--- Records shown ---

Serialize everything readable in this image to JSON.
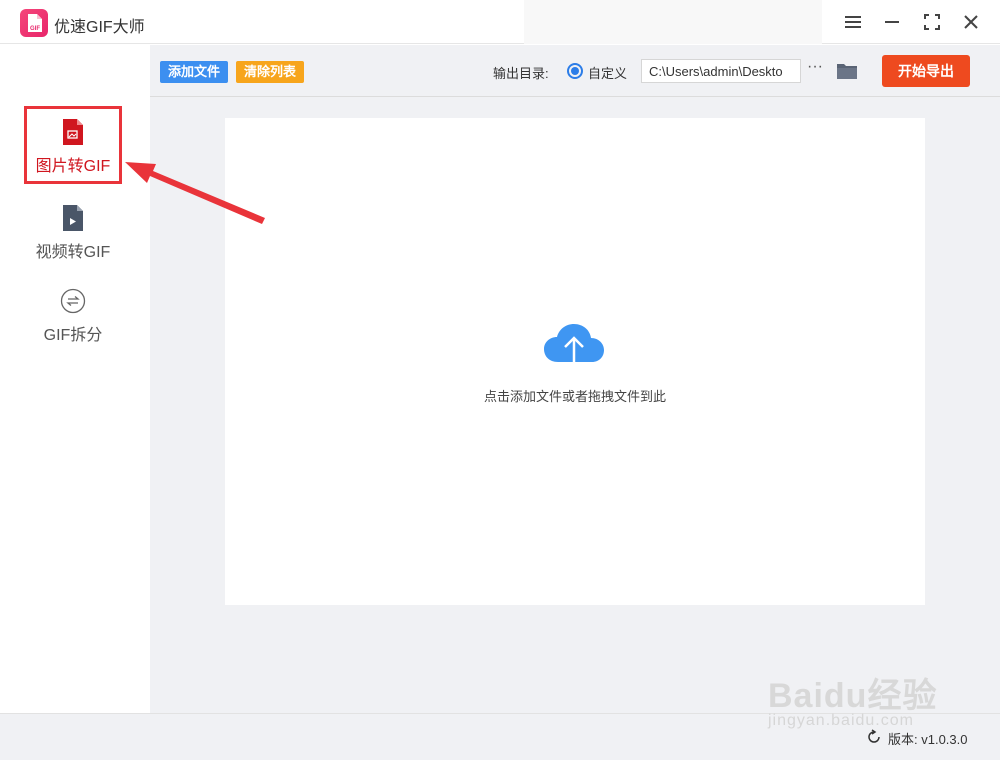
{
  "app": {
    "title": "优速GIF大师",
    "logo_text": "GIF"
  },
  "window_controls": {
    "menu_icon": "menu-icon",
    "minimize_icon": "minimize-icon",
    "maximize_icon": "maximize-icon",
    "close_icon": "close-icon"
  },
  "sidebar": {
    "items": [
      {
        "label": "图片转GIF",
        "icon": "image-file-icon",
        "active": true
      },
      {
        "label": "视频转GIF",
        "icon": "video-file-icon",
        "active": false
      },
      {
        "label": "GIF拆分",
        "icon": "split-icon",
        "active": false
      }
    ]
  },
  "toolbar": {
    "add_files_label": "添加文件",
    "clear_list_label": "清除列表",
    "output_dir_label": "输出目录:",
    "custom_option_label": "自定义",
    "output_path_value": "C:\\Users\\admin\\Deskto",
    "more_label": "···",
    "start_export_label": "开始导出"
  },
  "drop_area": {
    "hint": "点击添加文件或者拖拽文件到此"
  },
  "status": {
    "version_text": "版本: v1.0.3.0"
  },
  "watermark": {
    "text": "Baidu经验",
    "sub": "jingyan.baidu.com"
  },
  "colors": {
    "accent_blue": "#3c8ff0",
    "accent_orange": "#f7a51c",
    "start_red": "#ee4a1f",
    "active_red": "#d0161f",
    "highlight_border": "#e9343a",
    "cloud_blue": "#3f96f2"
  }
}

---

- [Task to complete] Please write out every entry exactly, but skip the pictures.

- [Answer box]
Serialize everything readable in this image to JSON.
{
  "app": {
    "title": "优速GIF大师",
    "logo_text": "GIF"
  },
  "window_controls": {
    "menu_icon": "menu-icon",
    "minimize_icon": "minimize-icon",
    "maximize_icon": "maximize-icon",
    "close_icon": "close-icon"
  },
  "sidebar": {
    "items": [
      {
        "label": "图片转GIF",
        "icon": "image-file-icon",
        "active": true
      },
      {
        "label": "视频转GIF",
        "icon": "video-file-icon",
        "active": false
      },
      {
        "label": "GIF拆分",
        "icon": "split-icon",
        "active": false
      }
    ]
  },
  "toolbar": {
    "add_files_label": "添加文件",
    "clear_list_label": "清除列表",
    "output_dir_label": "输出目录:",
    "custom_option_label": "自定义",
    "output_path_value": "C:\\Users\\admin\\Deskto",
    "more_label": "···",
    "start_export_label": "开始导出"
  },
  "drop_area": {
    "hint": "点击添加文件或者拖拽文件到此"
  },
  "status": {
    "version_text": "版本: v1.0.3.0"
  },
  "watermark": {
    "text": "Baidu经验",
    "sub": "jingyan.baidu.com"
  },
  "colors": {
    "accent_blue": "#3c8ff0",
    "accent_orange": "#f7a51c",
    "start_red": "#ee4a1f",
    "active_red": "#d0161f",
    "highlight_border": "#e9343a",
    "cloud_blue": "#3f96f2"
  }
}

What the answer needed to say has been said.